A metamemory perspective on odor naming and identification
2005 (English)In: Chemical Senses, ISSN 0379-864X, E-ISSN 1464-3553, Vol. 30, no 4, 353-365 p.Article in journal (Refereed) Published
A metacognitive perspective is utilized to elucidate why it is so difficult to name common odors and what characterizes the subjective knowledge people have about their actual odor knowledge. Odor-naming failures are often accompanied by strong feelings of knowing (FOK) or feelings of imminent retrieval of what it is that smells. The paper's two experiments investigate FOK judgements and tip of the tongue (TOT) experiences for odor and person names. The data indicate that our inability to correctly name odors are typically not due to the often proposed uniquely poor association between odors and their proper names, but rather due to failures to identify the odors, that is, failures to know 'what it is'. It was also found that (i) TOT experiences are very unusual for odor names and more so than for person names; (ii) FOK judgements about odor names are significantly less predictive of later retrieval than equivalent judgements about names of persons; (iii) FOK judgements were highly correlated with the familiarity of the cue (odor or picture of famous person), rendering some support for the idea that FOK judgements are based on the perceived familiarity of the cue triggering the FOK; and (iv) the idea that FOK judgements are based on the amount of available information about the sought-for memory (accessibility theory) was also supported.
Place, publisher, year, edition, pages
2005. Vol. 30, no 4, 353-365 p.
Adult, Female, Humans, Male, Mental Recall/*physiology, Odors, Pattern Recognition; Visual/*physiology, Photic Stimulation, Recognition (Psychology)/*physiology, Research Support; Non-U.S. Gov't, Smell/*physiology

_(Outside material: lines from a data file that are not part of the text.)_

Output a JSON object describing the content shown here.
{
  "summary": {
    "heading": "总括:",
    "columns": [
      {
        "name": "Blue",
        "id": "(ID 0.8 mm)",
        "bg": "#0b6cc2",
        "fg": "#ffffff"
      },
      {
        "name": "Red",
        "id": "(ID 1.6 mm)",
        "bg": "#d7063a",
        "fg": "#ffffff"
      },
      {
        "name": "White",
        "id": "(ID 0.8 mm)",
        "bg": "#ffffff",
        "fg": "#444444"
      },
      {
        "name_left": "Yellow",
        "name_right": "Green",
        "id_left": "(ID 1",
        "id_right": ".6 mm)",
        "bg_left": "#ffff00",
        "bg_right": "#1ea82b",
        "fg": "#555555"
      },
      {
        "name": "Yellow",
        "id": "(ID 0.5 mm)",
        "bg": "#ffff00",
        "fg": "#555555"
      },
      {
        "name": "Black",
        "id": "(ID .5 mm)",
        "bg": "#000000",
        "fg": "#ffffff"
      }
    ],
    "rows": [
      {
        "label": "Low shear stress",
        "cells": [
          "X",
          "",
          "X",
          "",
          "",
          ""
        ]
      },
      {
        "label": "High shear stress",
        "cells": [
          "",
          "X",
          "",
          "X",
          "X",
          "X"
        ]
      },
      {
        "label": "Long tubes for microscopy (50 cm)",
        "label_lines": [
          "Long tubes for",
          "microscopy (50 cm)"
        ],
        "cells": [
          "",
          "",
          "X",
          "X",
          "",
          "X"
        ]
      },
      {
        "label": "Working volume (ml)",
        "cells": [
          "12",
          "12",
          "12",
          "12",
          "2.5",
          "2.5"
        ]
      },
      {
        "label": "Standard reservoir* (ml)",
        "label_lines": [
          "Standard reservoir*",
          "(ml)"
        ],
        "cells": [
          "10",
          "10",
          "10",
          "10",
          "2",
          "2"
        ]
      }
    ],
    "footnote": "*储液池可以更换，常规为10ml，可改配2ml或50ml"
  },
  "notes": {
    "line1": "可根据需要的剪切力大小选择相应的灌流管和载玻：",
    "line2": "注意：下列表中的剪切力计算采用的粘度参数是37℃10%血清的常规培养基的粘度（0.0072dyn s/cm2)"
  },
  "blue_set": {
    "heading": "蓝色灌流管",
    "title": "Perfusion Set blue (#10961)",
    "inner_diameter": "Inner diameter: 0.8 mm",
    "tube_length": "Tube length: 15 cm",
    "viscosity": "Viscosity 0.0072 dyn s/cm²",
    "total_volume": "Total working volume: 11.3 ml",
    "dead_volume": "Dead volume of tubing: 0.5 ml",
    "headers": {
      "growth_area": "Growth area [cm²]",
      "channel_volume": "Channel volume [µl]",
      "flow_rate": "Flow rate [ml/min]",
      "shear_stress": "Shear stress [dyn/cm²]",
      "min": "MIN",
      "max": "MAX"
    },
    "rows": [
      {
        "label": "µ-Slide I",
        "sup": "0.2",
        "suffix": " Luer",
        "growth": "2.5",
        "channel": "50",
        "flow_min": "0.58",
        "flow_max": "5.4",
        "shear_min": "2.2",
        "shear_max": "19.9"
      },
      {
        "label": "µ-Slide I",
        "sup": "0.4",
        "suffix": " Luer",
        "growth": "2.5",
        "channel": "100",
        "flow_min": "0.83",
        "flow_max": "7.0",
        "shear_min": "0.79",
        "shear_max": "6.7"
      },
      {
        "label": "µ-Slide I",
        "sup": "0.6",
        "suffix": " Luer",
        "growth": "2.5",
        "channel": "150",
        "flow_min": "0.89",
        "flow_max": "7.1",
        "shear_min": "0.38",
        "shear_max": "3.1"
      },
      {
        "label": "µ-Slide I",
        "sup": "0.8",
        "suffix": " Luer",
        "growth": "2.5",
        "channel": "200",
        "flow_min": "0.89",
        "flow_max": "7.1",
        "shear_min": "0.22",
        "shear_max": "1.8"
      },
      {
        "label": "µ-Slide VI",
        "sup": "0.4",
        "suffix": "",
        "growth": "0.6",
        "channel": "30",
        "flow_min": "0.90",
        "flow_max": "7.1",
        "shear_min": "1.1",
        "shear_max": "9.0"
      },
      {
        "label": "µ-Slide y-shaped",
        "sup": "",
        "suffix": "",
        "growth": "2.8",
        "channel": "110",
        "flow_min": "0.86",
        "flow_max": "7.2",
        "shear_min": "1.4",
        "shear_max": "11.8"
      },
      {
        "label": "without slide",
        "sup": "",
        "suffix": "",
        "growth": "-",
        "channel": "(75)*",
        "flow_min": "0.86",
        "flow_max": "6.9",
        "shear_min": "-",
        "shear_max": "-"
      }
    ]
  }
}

IdentifiersURN: urn:nbn:se:uu:diva-93138DOI: 10.1093/chemse/bji030PubMedID: 15821260OAI: oai:DiVA.org:uu-93138DiVA: diva2:166524